*DESCRIPTION OF THE TASK:* Please return all lines from the records below that include the string "page".
---------- EXTRACTED DATA ----------
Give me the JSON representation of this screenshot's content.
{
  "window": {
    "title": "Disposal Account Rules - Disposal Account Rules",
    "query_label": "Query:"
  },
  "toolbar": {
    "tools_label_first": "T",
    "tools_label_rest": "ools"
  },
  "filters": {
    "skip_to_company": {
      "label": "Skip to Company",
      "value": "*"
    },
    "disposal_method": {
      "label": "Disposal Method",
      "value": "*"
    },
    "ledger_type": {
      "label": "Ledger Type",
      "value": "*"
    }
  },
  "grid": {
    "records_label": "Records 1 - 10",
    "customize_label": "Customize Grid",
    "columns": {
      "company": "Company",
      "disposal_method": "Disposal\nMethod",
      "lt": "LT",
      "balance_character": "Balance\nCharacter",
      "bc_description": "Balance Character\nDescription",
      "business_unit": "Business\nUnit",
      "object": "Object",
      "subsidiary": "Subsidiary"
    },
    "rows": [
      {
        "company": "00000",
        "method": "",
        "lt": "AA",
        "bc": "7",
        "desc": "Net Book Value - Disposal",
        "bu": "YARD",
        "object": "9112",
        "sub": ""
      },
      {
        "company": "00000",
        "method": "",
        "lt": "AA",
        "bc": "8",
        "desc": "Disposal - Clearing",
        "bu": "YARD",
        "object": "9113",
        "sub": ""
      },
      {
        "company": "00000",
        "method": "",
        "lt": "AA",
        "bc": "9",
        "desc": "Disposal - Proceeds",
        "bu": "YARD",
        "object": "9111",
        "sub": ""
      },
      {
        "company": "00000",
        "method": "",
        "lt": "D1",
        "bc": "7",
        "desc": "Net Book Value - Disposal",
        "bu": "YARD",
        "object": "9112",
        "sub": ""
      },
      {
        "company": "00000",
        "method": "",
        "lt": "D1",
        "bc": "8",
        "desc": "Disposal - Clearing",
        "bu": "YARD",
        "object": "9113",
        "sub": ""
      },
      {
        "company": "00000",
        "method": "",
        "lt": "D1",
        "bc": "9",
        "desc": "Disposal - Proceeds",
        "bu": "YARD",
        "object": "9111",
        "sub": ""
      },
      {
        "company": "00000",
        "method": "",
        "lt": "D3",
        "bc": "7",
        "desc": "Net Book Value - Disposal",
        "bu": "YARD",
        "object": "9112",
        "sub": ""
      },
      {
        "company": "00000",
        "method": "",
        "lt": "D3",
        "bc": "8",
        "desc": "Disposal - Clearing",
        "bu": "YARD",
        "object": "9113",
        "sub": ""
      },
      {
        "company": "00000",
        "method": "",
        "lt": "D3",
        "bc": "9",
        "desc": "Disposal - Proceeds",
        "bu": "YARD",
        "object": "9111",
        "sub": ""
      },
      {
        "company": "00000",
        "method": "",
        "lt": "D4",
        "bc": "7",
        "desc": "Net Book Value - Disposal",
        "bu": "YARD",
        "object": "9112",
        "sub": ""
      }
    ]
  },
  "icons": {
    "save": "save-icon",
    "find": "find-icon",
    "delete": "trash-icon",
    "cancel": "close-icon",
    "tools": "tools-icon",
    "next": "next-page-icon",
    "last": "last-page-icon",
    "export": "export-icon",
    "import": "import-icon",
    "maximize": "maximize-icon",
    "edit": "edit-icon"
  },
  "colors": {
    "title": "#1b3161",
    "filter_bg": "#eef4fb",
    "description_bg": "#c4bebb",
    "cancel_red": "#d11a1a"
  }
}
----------
*SOLUTION TO THE EXERCISE:*
    "next": "next-page-icon",
    "last": "last-page-icon",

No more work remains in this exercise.